◆ Task details
Below are some entries. Work out how many of their lines hold the word "Kante", and write that number alone.
::::::::::
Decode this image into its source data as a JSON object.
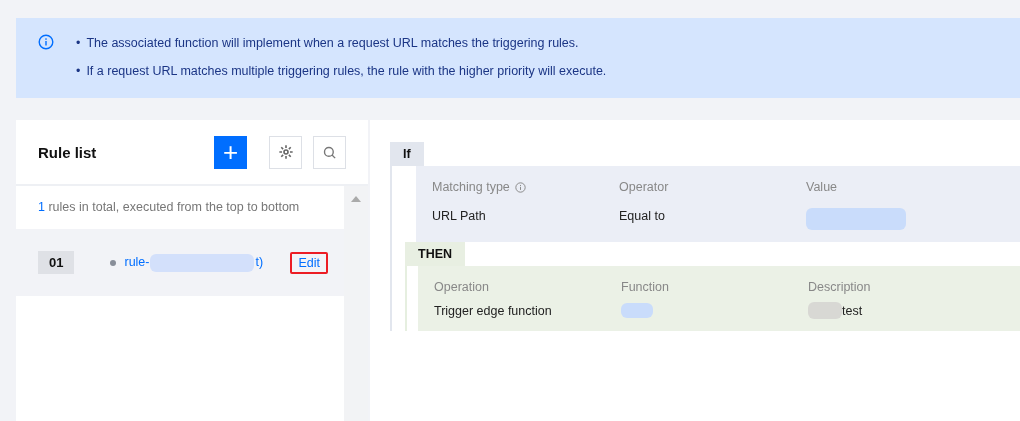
{
  "notice": {
    "items": [
      {
        "bullet": "•",
        "text": "The associated function will implement when a request URL matches the triggering rules."
      },
      {
        "bullet": "•",
        "text": "If a request URL matches multiple triggering rules, the rule with the higher priority will execute."
      }
    ]
  },
  "rule_list": {
    "title": "Rule list",
    "add_label": "+",
    "summary_count": "1",
    "summary_text": "rules in total, executed from the top to bottom",
    "rules": [
      {
        "index": "01",
        "name_start": "rule-",
        "name_end": "t)",
        "edit_label": "Edit",
        "edit_highlighted": true,
        "selected": true
      }
    ]
  },
  "condition": {
    "label": "If",
    "columns": [
      {
        "header": "Matching type",
        "info": true,
        "value": "URL Path"
      },
      {
        "header": "Operator",
        "info": false,
        "value": "Equal to"
      },
      {
        "header": "Value",
        "info": false,
        "value_redacted": true
      }
    ]
  },
  "action": {
    "label": "THEN",
    "columns": [
      {
        "header": "Operation",
        "value": "Trigger edge function"
      },
      {
        "header": "Function",
        "value_redacted": true
      },
      {
        "header": "Description",
        "value": "test",
        "value_redacted": true
      }
    ]
  }
}
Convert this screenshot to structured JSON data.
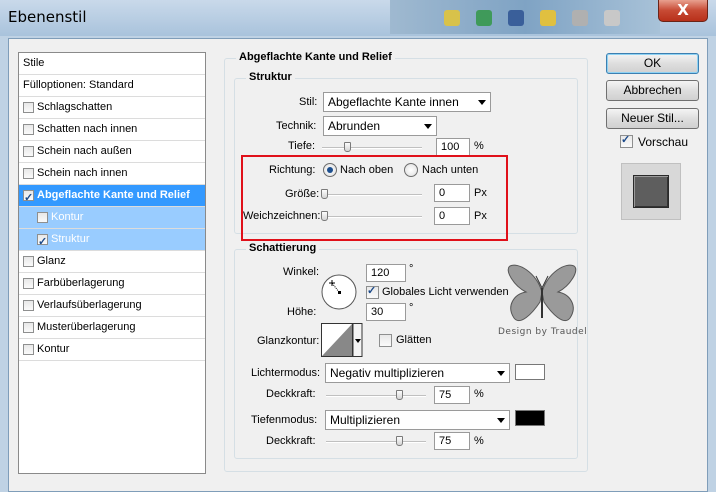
{
  "window": {
    "title": "Ebenenstil",
    "close_glyph": "X"
  },
  "style_list": {
    "header": "Stile",
    "blend_options": "Fülloptionen: Standard",
    "items": [
      {
        "label": "Schlagschatten",
        "checked": false
      },
      {
        "label": "Schatten nach innen",
        "checked": false
      },
      {
        "label": "Schein nach außen",
        "checked": false
      },
      {
        "label": "Schein nach innen",
        "checked": false
      },
      {
        "label": "Abgeflachte Kante und Relief",
        "checked": true,
        "selected": true
      },
      {
        "label": "Kontur",
        "checked": false,
        "sub": true
      },
      {
        "label": "Struktur",
        "checked": true,
        "sub": true
      },
      {
        "label": "Glanz",
        "checked": false
      },
      {
        "label": "Farbüberlagerung",
        "checked": false
      },
      {
        "label": "Verlaufsüberlagerung",
        "checked": false
      },
      {
        "label": "Musterüberlagerung",
        "checked": false
      },
      {
        "label": "Kontur",
        "checked": false
      }
    ]
  },
  "panel": {
    "title": "Abgeflachte Kante und Relief",
    "structure": {
      "title": "Struktur",
      "style_label": "Stil:",
      "style_value": "Abgeflachte Kante innen",
      "technique_label": "Technik:",
      "technique_value": "Abrunden",
      "depth_label": "Tiefe:",
      "depth_value": "100",
      "depth_unit": "%",
      "direction_label": "Richtung:",
      "direction_up": "Nach oben",
      "direction_down": "Nach unten",
      "direction_selected": "Nach oben",
      "size_label": "Größe:",
      "size_value": "0",
      "size_unit": "Px",
      "soften_label": "Weichzeichnen:",
      "soften_value": "0",
      "soften_unit": "Px"
    },
    "shading": {
      "title": "Schattierung",
      "angle_label": "Winkel:",
      "angle_value": "120",
      "angle_unit": "°",
      "global_light_label": "Globales Licht verwenden",
      "global_light_checked": true,
      "altitude_label": "Höhe:",
      "altitude_value": "30",
      "altitude_unit": "°",
      "gloss_contour_label": "Glanzkontur:",
      "antialias_label": "Glätten",
      "antialias_checked": false,
      "highlight_mode_label": "Lichtermodus:",
      "highlight_mode_value": "Negativ multiplizieren",
      "highlight_color": "#ffffff",
      "highlight_opacity_label": "Deckkraft:",
      "highlight_opacity_value": "75",
      "highlight_opacity_unit": "%",
      "shadow_mode_label": "Tiefenmodus:",
      "shadow_mode_value": "Multiplizieren",
      "shadow_color": "#000000",
      "shadow_opacity_label": "Deckkraft:",
      "shadow_opacity_value": "75",
      "shadow_opacity_unit": "%"
    }
  },
  "buttons": {
    "ok": "OK",
    "cancel": "Abbrechen",
    "new_style": "Neuer Stil...",
    "preview_label": "Vorschau",
    "preview_checked": true
  },
  "watermark": {
    "text": "Design by Traudel"
  },
  "colors": {
    "selection": "#3399ff",
    "subselection": "#99ccff",
    "highlight_box": "#e0101a"
  }
}
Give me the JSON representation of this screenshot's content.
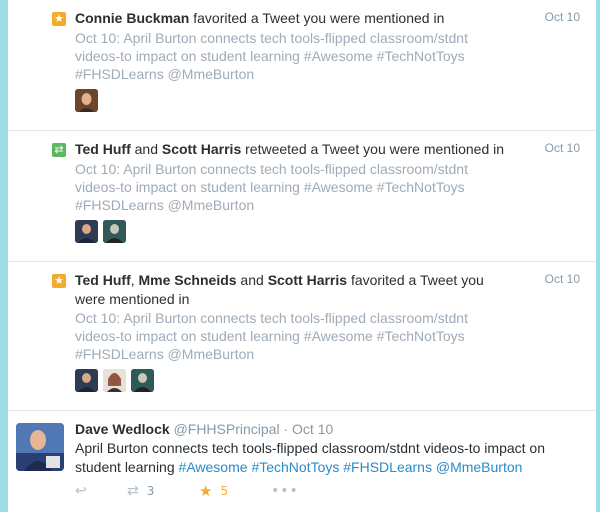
{
  "notifications": [
    {
      "type": "favorite",
      "icon": "star-icon",
      "users": [
        "Connie Buckman"
      ],
      "separators": [],
      "action": "favorited a Tweet you were mentioned in",
      "date": "Oct 10",
      "quoted": "Oct 10: April Burton connects tech tools-flipped classroom/stdnt videos-to impact on student learning #Awesome #TechNotToys #FHSDLearns  @MmeBurton"
    },
    {
      "type": "retweet",
      "icon": "retweet-icon",
      "users": [
        "Ted Huff",
        "Scott Harris"
      ],
      "separators": [
        " and "
      ],
      "action": "retweeted a Tweet you were mentioned in",
      "date": "Oct 10",
      "quoted": "Oct 10: April Burton connects tech tools-flipped classroom/stdnt videos-to impact on student learning #Awesome #TechNotToys #FHSDLearns  @MmeBurton"
    },
    {
      "type": "favorite",
      "icon": "star-icon",
      "users": [
        "Ted Huff",
        "Mme Schneids",
        "Scott Harris"
      ],
      "separators": [
        ", ",
        " and "
      ],
      "action": "favorited a Tweet you were mentioned in",
      "date": "Oct 10",
      "quoted": "Oct 10: April Burton connects tech tools-flipped classroom/stdnt videos-to impact on student learning #Awesome #TechNotToys #FHSDLearns  @MmeBurton"
    }
  ],
  "tweet": {
    "name": "Dave Wedlock",
    "handle": "@FHHSPrincipal",
    "sep": " · ",
    "date": "Oct 10",
    "text": "April Burton connects tech tools-flipped classroom/stdnt videos-to impact on student learning",
    "tags": [
      "#Awesome",
      "#TechNotToys",
      "#FHSDLearns",
      "@MmeBurton"
    ],
    "retweets": "3",
    "favorites": "5"
  },
  "colors": {
    "background": "#9ddde7",
    "favorite": "#f4a92f",
    "retweet": "#5eb95e",
    "link": "#2a8bc7",
    "muted": "#8899a6"
  }
}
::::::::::
◆ Answer to this task
3